The consequences for the Kim regime now have to be far in excess of turning the State Department’s travel advisory into a travel ban, as Secretary of State Rex Tillerson suggested Wednesday in testimony to the House Foreign Affairs Committee. The costs have to be so severe that no regime, North Korean or otherwise, will think of harming Americans.

Washington, of course, tries to obtain the release of detained Americans, and to do so it always seeks to avoid offending regimes like North Korea’s. That usually works to free a particular individual, but the process creates incentives for future seizures of Americans. Kim Jong Un and Kim Jong Il, his predecessor and father, apparently thought taking Americans resulted in an endless stream of bargaining chips.

At some point—like now—Washington must switch its approach from rescuing individual Americans to preventing seizures in the first place.

What can be done? North Korea should once more take its place on the State Department’s list of state sponsors of terrorism. No bank, including Chinese ones, involved in North Korea’s various criminal activities should be allowed access to its dollar accounts in New York. The U.S. should seize all dollar accounts of enterprises proliferating ballistic missile or nuclear weapons tech, equipment, or components to the North. The U.S., using authority flowing from Pyongyang’s various renunciations of the Korean War armistice, should interdict and then inspect all North Korean shipping for weapons or contraband.
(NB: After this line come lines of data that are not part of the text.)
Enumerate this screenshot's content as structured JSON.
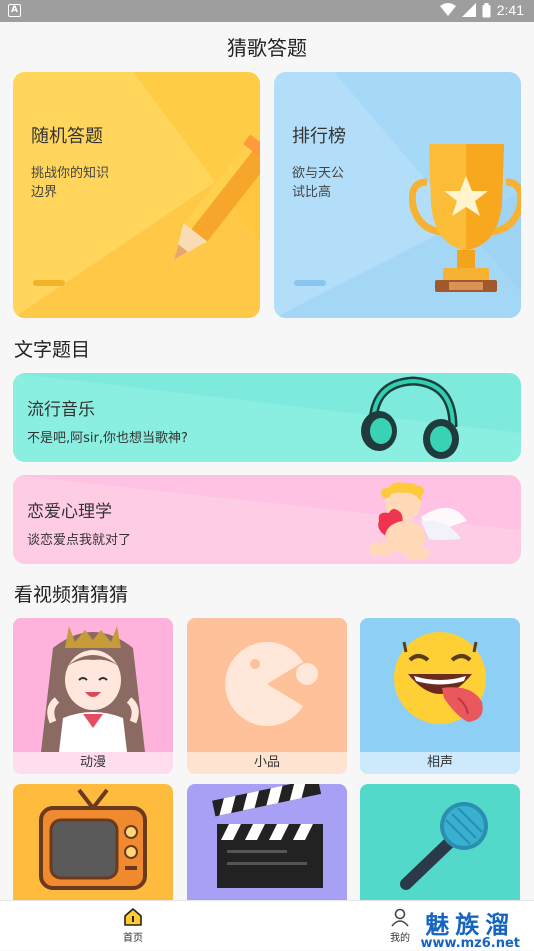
{
  "status_bar": {
    "time": "2:41"
  },
  "app": {
    "title": "猜歌答题"
  },
  "cards": {
    "random": {
      "title": "随机答题",
      "subtitle": "挑战你的知识边界"
    },
    "ranking": {
      "title": "排行榜",
      "subtitle": "欲与天公试比高"
    }
  },
  "sections": {
    "text": {
      "title": "文字题目"
    },
    "video": {
      "title": "看视频猜猜猜"
    }
  },
  "text_topics": [
    {
      "title": "流行音乐",
      "subtitle": "不是吧,阿sir,你也想当歌神?"
    },
    {
      "title": "恋爱心理学",
      "subtitle": "谈恋爱点我就对了"
    }
  ],
  "video_tiles": [
    {
      "label": "动漫",
      "color": "#ffb3dc"
    },
    {
      "label": "小品",
      "color": "#ffc19a"
    },
    {
      "label": "相声",
      "color": "#8ed0f5"
    }
  ],
  "bottom_nav": [
    {
      "label": "首页"
    },
    {
      "label": "我的"
    }
  ],
  "watermark": {
    "brand": "魅族溜",
    "url": "www.mz6.net"
  },
  "colors": {
    "card_random": "#ffcd45",
    "card_ranking": "#a6d8f7",
    "topic_music": "#7eeadd",
    "topic_love": "#ffc2e2",
    "tile_tv": "#ffbb3d",
    "tile_movie": "#a7a0f5",
    "tile_mic": "#53d9c9"
  }
}
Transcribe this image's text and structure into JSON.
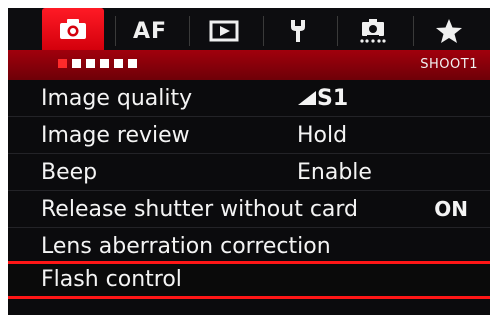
{
  "tabs": [
    {
      "label": "",
      "icon": "camera-icon",
      "active": true
    },
    {
      "label": "AF",
      "icon": "",
      "active": false
    },
    {
      "label": "",
      "icon": "playback-icon",
      "active": false
    },
    {
      "label": "",
      "icon": "wrench-icon",
      "active": false
    },
    {
      "label": "",
      "icon": "custom-function-camera-icon",
      "active": false
    },
    {
      "label": "",
      "icon": "star-icon",
      "active": false
    }
  ],
  "page_indicator": {
    "total": 6,
    "current": 1,
    "name": "SHOOT1"
  },
  "menu_items": [
    {
      "label": "Image quality",
      "value": "S1",
      "value_icon": "quality-wedge-icon"
    },
    {
      "label": "Image review",
      "value": "Hold"
    },
    {
      "label": "Beep",
      "value": "Enable"
    },
    {
      "label": "Release shutter without card",
      "value": "ON"
    },
    {
      "label": "Lens aberration correction",
      "value": ""
    },
    {
      "label": "Flash control",
      "value": "",
      "selected": true
    }
  ],
  "colors": {
    "accent": "#e3000f",
    "selection_border": "#ff1616",
    "background": "#0b0b0d",
    "text": "#f4f4f4"
  }
}
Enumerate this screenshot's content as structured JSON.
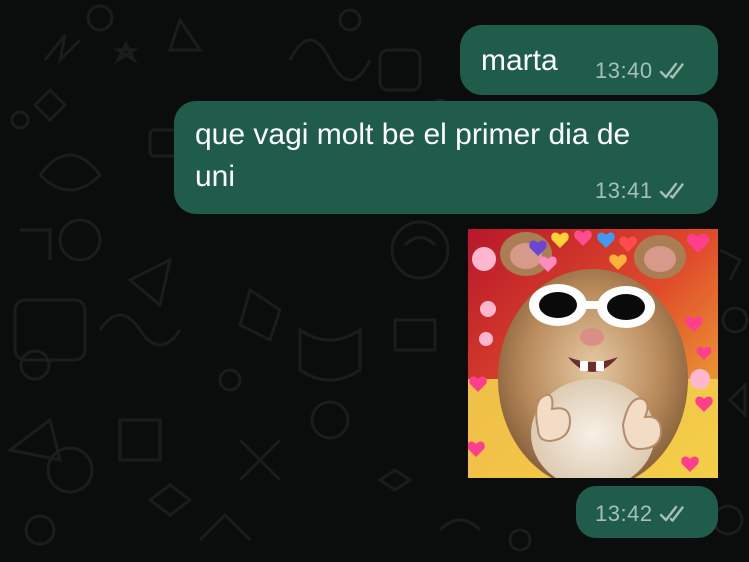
{
  "chat": {
    "messages": [
      {
        "text": "marta",
        "time": "13:40",
        "status": "read-double-check"
      },
      {
        "text_line1": "que vagi molt be el primer dia de",
        "text_line2": "uni",
        "time": "13:41",
        "status": "read-double-check"
      },
      {
        "type": "sticker",
        "sticker": "hamster-sunglasses-thumbs-up-hearts",
        "time": "13:42",
        "status": "read-double-check"
      }
    ]
  },
  "colors": {
    "background": "#0b0c0c",
    "bubble_outgoing": "#1f5c4a",
    "text": "#ffffff",
    "meta": "#a7c0b6"
  },
  "icons": [
    "double-check-icon"
  ]
}
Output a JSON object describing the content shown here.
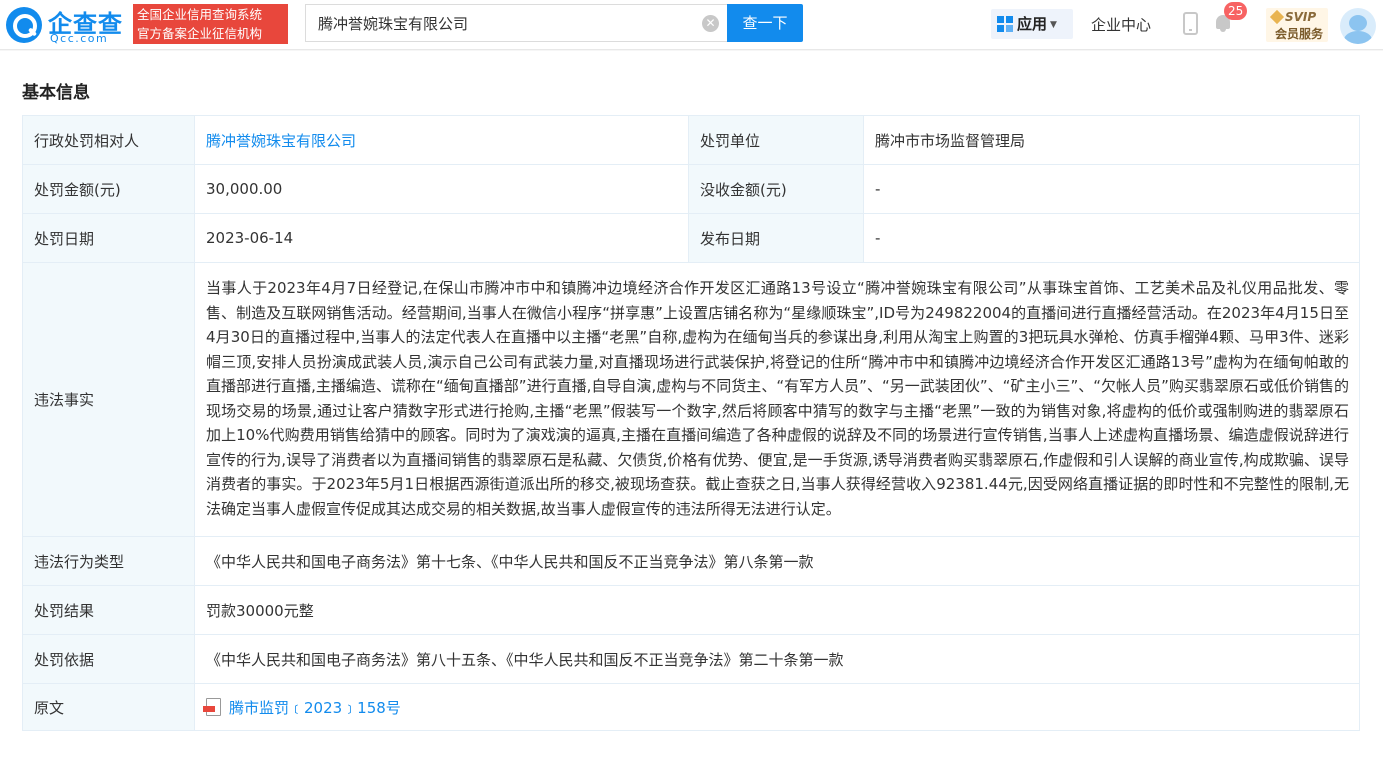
{
  "header": {
    "logo_name": "企查查",
    "logo_domain": "Qcc.com",
    "tagline_lines": [
      "全国企业信用查询系统",
      "官方备案企业征信机构"
    ],
    "search": {
      "value": "腾冲誉婉珠宝有限公司"
    },
    "search_button": "查一下",
    "app_menu": "应用",
    "enterprise_center": "企业中心",
    "notification_count": "25",
    "svip_label": "SVIP",
    "svip_sub": "会员服务",
    "icons": [
      "search-icon",
      "clear-icon",
      "app-grid-icon",
      "phone-icon",
      "bell-icon",
      "avatar"
    ]
  },
  "section": {
    "title": "基本信息"
  },
  "info": {
    "party_label": "行政处罚相对人",
    "party_value": "腾冲誉婉珠宝有限公司",
    "authority_label": "处罚单位",
    "authority_value": "腾冲市市场监督管理局",
    "fine_label": "处罚金额(元)",
    "fine_value": "30,000.00",
    "confiscation_label": "没收金额(元)",
    "confiscation_value": "-",
    "date_label": "处罚日期",
    "date_value": "2023-06-14",
    "publish_label": "发布日期",
    "publish_value": "-",
    "facts_label": "违法事实",
    "facts_value": "当事人于2023年4月7日经登记,在保山市腾冲市中和镇腾冲边境经济合作开发区汇通路13号设立“腾冲誉婉珠宝有限公司”从事珠宝首饰、工艺美术品及礼仪用品批发、零售、制造及互联网销售活动。经营期间,当事人在微信小程序“拼享惠”上设置店铺名称为“星缘顺珠宝”,ID号为249822004的直播间进行直播经营活动。在2023年4月15日至4月30日的直播过程中,当事人的法定代表人在直播中以主播“老黑”自称,虚构为在缅甸当兵的参谋出身,利用从淘宝上购置的3把玩具水弹枪、仿真手榴弹4颗、马甲3件、迷彩帽三顶,安排人员扮演成武装人员,演示自己公司有武装力量,对直播现场进行武装保护,将登记的住所“腾冲市中和镇腾冲边境经济合作开发区汇通路13号”虚构为在缅甸帕敢的直播部进行直播,主播编造、谎称在“缅甸直播部”进行直播,自导自演,虚构与不同货主、“有军方人员”、“另一武装团伙”、“矿主小三”、“欠帐人员”购买翡翠原石或低价销售的现场交易的场景,通过让客户猜数字形式进行抢购,主播“老黑”假装写一个数字,然后将顾客中猜写的数字与主播“老黑”一致的为销售对象,将虚构的低价或强制购进的翡翠原石加上10%代购费用销售给猜中的顾客。同时为了演戏演的逼真,主播在直播间编造了各种虚假的说辞及不同的场景进行宣传销售,当事人上述虚构直播场景、编造虚假说辞进行宣传的行为,误导了消费者以为直播间销售的翡翠原石是私藏、欠债货,价格有优势、便宜,是一手货源,诱导消费者购买翡翠原石,作虚假和引人误解的商业宣传,构成欺骗、误导消费者的事实。于2023年5月1日根据西源街道派出所的移交,被现场查获。截止查获之日,当事人获得经营收入92381.44元,因受网络直播证据的即时性和不完整性的限制,无法确定当事人虚假宣传促成其达成交易的相关数据,故当事人虚假宣传的违法所得无法进行认定。",
    "violation_type_label": "违法行为类型",
    "violation_type_value": "《中华人民共和国电子商务法》第十七条、《中华人民共和国反不正当竞争法》第八条第一款",
    "result_label": "处罚结果",
    "result_value": "罚款30000元整",
    "basis_label": "处罚依据",
    "basis_value": "《中华人民共和国电子商务法》第八十五条、《中华人民共和国反不正当竞争法》第二十条第一款",
    "original_label": "原文",
    "original_value": "腾市监罚﹝2023﹞158号"
  }
}
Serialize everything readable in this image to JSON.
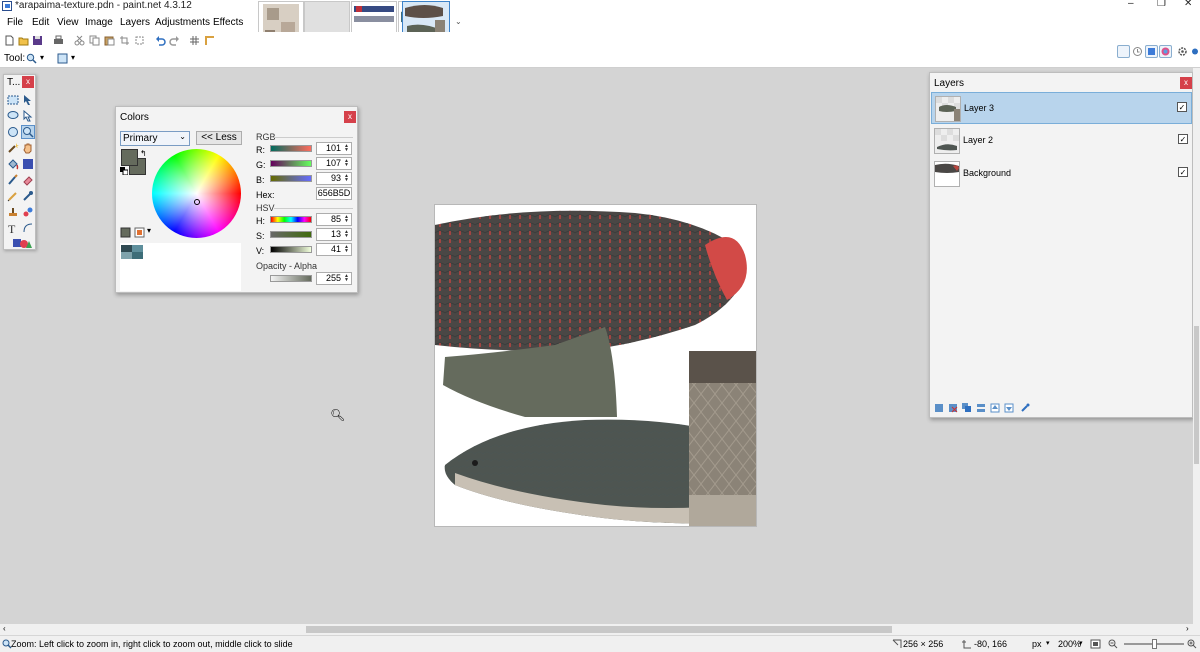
{
  "window": {
    "title": "*arapaima-texture.pdn - paint.net 4.3.12",
    "minimize": "–",
    "restore": "❐",
    "close": "✕"
  },
  "menu": [
    "File",
    "Edit",
    "View",
    "Image",
    "Layers",
    "Adjustments",
    "Effects"
  ],
  "toolbar": {
    "tool_label": "Tool:"
  },
  "tools_window": {
    "title": "T...",
    "close": "x"
  },
  "colors_window": {
    "title": "Colors",
    "close": "x",
    "selector": "Primary",
    "less_button": "<< Less",
    "rgb_label": "RGB",
    "hsv_label": "HSV",
    "hex_label": "Hex:",
    "hex_value": "656B5D",
    "channels": {
      "r": {
        "label": "R:",
        "value": "101"
      },
      "g": {
        "label": "G:",
        "value": "107"
      },
      "b": {
        "label": "B:",
        "value": "93"
      },
      "h": {
        "label": "H:",
        "value": "85"
      },
      "s": {
        "label": "S:",
        "value": "13"
      },
      "v": {
        "label": "V:",
        "value": "41"
      }
    },
    "opacity_label": "Opacity - Alpha",
    "alpha_value": "255",
    "primary_color": "#656B5D"
  },
  "layers_window": {
    "title": "Layers",
    "close": "x",
    "layers": [
      {
        "name": "Layer 3",
        "visible": true,
        "selected": true
      },
      {
        "name": "Layer 2",
        "visible": true,
        "selected": false
      },
      {
        "name": "Background",
        "visible": true,
        "selected": false
      }
    ]
  },
  "status": {
    "hint": "Zoom: Left click to zoom in, right click to zoom out, middle click to slide",
    "image_size": "256 × 256",
    "cursor_pos": "-80, 166",
    "units": "px",
    "zoom": "200%"
  }
}
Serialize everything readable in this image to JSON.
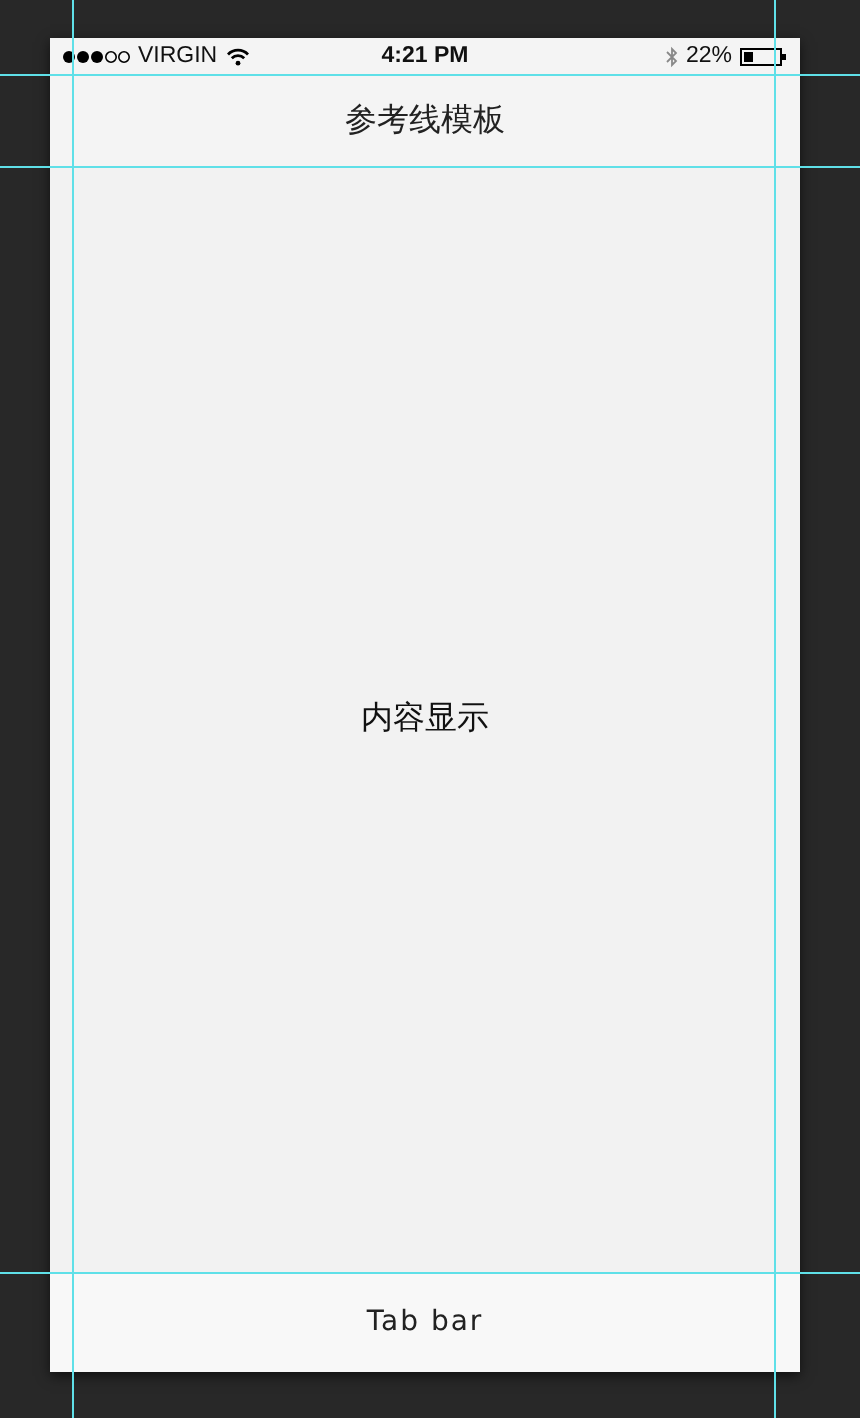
{
  "status_bar": {
    "carrier": "VIRGIN",
    "time": "4:21 PM",
    "battery": "22%"
  },
  "nav_bar": {
    "title": "参考线模板"
  },
  "content": {
    "text": "内容显示"
  },
  "tab_bar": {
    "label": "Tab bar"
  }
}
Kim Jong Un continues in power because regime elements believe they are safer with him than on their own. The United States, which says it is not seeking regime change, needs to convince them they have no future if they support any regime killing Americans.

Washington, for decades, has always worried about the consequences of action on North Korea and therefore has done little. While it has done little, the Kim family has, among other things, counterfeit American currency, built nuclear weapons and ballistic missiles, and cyberattacked American businesses and institutions. And now it has felt secure enough to kill an American.

North Koreans thought it was safe to brutalize Otto Warmbier. Now is the time to make sure they never harm another American again.